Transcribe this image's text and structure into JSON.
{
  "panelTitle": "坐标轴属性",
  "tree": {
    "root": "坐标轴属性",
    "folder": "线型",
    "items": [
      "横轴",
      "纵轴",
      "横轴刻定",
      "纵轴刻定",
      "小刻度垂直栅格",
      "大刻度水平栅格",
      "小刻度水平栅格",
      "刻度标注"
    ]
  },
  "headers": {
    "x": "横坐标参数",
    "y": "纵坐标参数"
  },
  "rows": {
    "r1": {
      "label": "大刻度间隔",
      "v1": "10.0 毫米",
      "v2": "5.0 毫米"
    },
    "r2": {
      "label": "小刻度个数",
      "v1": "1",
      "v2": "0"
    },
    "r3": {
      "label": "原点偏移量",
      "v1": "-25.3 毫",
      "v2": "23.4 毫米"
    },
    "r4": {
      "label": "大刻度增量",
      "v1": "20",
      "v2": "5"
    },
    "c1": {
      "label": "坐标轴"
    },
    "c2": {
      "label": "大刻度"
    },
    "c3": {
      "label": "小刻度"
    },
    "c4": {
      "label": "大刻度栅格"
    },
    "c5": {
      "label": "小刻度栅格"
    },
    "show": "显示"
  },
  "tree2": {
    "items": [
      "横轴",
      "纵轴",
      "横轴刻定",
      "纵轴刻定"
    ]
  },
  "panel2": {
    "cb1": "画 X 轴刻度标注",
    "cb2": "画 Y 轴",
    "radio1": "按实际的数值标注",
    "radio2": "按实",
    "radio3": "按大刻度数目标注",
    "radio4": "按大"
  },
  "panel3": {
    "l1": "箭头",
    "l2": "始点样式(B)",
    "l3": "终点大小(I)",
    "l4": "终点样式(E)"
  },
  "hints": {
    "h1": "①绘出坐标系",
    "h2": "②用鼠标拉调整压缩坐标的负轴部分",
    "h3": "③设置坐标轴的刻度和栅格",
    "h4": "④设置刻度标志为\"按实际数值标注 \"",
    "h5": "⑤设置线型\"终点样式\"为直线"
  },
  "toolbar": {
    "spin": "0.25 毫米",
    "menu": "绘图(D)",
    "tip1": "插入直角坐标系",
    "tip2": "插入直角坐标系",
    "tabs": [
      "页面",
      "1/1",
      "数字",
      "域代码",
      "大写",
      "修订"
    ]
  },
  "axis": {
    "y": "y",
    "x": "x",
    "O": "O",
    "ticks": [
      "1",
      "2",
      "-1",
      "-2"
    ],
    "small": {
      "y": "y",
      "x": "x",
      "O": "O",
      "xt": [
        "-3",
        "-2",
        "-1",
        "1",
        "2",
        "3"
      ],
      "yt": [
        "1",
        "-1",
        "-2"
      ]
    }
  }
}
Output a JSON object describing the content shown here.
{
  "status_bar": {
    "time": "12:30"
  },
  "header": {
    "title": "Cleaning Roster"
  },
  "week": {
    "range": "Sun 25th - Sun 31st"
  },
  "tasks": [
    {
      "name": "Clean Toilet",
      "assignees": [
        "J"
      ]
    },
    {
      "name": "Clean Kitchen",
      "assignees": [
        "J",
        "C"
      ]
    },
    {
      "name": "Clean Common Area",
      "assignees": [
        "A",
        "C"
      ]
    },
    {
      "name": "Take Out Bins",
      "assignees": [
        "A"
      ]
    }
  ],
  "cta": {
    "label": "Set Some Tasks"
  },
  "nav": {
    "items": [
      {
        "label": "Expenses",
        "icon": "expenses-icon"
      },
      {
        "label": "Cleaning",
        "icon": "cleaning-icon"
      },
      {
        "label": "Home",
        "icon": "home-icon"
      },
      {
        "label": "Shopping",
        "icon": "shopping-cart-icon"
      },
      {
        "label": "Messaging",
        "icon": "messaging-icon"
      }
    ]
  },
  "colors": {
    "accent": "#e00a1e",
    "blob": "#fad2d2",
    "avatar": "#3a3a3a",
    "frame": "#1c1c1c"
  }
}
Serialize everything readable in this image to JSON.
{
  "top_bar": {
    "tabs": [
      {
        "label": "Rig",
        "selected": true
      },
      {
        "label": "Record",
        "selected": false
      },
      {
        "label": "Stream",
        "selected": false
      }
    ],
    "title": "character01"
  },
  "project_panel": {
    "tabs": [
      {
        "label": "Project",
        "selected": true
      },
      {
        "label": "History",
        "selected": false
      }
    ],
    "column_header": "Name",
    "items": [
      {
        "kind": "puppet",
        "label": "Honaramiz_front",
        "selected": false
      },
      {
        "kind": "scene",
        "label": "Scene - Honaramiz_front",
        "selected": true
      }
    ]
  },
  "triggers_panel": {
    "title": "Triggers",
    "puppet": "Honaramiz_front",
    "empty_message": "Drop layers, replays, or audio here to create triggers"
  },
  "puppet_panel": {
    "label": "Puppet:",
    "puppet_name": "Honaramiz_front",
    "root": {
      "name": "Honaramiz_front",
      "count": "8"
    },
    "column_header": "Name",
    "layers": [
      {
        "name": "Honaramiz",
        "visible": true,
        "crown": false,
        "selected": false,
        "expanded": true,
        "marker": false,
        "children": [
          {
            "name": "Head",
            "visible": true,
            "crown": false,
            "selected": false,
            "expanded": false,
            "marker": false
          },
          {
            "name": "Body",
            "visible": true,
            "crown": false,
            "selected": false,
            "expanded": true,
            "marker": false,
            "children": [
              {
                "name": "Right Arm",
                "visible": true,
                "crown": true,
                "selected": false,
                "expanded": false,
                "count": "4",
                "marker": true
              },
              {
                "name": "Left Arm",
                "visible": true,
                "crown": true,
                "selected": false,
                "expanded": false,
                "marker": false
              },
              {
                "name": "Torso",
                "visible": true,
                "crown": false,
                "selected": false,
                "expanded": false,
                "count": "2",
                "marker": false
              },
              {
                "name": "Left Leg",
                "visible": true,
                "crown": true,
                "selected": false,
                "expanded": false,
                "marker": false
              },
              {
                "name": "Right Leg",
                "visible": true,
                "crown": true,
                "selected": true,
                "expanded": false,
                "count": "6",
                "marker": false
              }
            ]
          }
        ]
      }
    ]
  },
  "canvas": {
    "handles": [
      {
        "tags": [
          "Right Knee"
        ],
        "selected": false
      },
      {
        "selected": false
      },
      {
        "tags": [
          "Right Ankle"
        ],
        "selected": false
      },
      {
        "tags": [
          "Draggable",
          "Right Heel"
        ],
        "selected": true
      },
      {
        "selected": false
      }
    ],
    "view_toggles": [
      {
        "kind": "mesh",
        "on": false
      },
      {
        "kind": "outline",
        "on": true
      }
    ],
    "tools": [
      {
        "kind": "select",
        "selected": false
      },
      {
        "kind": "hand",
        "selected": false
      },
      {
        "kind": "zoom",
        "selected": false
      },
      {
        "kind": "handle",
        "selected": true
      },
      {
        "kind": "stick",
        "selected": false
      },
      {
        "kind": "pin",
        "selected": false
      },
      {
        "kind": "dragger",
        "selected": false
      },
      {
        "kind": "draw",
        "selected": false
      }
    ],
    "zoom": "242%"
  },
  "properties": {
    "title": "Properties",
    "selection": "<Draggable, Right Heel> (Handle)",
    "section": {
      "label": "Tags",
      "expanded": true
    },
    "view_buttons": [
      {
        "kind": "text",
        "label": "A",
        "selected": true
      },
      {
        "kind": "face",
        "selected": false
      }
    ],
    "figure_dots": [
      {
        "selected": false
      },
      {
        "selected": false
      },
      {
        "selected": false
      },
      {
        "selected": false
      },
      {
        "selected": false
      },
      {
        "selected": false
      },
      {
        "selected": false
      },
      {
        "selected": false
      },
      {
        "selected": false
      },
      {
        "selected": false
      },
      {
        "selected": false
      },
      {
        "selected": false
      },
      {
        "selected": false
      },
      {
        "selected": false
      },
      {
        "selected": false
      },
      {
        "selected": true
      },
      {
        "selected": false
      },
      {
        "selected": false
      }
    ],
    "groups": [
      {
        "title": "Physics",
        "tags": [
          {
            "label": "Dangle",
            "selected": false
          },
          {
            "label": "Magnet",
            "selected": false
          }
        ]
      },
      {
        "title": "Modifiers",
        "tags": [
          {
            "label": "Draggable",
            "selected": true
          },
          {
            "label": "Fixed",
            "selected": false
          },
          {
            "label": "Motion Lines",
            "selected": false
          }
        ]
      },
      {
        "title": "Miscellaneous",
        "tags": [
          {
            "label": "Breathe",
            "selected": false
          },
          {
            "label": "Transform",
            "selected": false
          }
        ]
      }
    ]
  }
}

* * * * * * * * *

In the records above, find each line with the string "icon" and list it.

        "icon": "expenses-icon"
        "icon": "cleaning-icon"
        "icon": "home-icon"
        "icon": "shopping-cart-icon"
        "icon": "messaging-icon"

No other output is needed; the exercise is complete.